▶ Instructions for the task
Each line of the records that holds "Open" should be shown in full.

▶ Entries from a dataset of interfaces
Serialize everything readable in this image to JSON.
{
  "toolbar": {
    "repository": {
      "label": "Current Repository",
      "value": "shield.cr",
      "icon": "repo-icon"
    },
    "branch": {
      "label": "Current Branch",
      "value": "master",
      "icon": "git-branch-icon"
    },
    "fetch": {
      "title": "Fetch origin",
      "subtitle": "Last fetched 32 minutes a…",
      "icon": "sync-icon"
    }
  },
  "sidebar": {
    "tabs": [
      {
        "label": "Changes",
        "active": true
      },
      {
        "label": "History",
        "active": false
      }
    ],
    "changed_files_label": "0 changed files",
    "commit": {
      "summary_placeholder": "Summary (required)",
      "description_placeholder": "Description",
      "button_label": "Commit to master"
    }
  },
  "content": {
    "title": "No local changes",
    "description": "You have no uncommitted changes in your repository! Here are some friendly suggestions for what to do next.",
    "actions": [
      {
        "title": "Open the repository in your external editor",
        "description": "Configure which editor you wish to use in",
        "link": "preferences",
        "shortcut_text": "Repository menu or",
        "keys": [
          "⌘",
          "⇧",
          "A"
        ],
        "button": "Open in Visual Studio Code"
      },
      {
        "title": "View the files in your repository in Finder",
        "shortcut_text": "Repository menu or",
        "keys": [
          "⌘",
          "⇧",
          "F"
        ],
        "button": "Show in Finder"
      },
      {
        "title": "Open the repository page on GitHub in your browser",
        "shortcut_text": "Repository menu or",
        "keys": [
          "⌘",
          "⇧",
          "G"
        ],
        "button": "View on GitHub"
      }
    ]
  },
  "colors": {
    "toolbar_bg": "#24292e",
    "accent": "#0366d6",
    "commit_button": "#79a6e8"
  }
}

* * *

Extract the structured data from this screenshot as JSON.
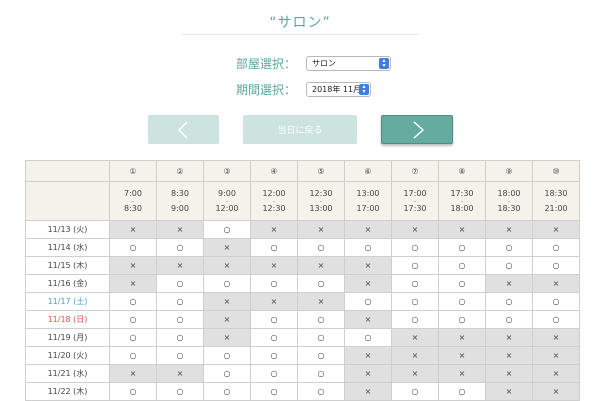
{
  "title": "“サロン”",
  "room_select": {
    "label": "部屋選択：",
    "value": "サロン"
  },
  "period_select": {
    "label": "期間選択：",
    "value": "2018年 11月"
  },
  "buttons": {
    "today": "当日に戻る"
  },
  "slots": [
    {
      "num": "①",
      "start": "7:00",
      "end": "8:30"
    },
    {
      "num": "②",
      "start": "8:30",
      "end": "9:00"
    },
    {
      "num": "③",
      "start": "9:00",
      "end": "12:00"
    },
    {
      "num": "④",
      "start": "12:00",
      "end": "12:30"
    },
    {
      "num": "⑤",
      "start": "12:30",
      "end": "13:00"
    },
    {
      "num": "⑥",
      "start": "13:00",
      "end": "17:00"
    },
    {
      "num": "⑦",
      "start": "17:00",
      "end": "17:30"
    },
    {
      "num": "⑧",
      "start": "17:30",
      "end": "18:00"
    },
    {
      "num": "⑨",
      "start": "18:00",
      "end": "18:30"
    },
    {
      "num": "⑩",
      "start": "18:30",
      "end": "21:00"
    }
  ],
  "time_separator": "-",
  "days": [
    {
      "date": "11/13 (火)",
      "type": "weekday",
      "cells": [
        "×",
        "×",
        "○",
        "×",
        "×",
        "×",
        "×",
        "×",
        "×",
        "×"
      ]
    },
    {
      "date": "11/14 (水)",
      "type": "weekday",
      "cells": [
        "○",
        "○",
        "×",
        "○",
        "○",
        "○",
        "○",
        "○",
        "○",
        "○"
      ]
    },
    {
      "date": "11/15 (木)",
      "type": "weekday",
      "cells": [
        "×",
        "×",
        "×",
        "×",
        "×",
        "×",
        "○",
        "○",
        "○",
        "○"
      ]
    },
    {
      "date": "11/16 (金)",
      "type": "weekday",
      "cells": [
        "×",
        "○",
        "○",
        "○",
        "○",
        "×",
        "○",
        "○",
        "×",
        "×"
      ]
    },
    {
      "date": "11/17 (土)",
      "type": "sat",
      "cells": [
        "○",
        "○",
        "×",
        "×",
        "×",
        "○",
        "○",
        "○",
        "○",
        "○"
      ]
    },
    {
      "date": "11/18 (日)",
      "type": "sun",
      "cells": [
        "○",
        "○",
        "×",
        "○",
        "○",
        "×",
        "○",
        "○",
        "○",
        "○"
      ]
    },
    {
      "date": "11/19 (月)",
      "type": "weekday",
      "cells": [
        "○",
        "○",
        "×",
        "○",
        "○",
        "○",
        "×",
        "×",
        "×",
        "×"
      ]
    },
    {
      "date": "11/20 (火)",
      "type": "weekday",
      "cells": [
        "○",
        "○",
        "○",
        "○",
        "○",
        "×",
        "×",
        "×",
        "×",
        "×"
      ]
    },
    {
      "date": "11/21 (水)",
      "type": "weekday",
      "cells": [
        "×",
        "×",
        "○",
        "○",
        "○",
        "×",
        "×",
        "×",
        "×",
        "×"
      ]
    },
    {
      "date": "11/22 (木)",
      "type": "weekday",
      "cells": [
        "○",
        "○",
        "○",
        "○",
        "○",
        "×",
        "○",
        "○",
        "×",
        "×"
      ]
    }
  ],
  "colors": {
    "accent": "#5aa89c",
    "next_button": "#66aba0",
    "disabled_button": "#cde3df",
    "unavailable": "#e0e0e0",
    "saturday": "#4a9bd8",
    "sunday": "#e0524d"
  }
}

▶ Solved problem
        "title": "Open the repository in your external editor",
        "button": "Open in Visual Studio Code"
        "title": "Open the repository page on GitHub in your browser",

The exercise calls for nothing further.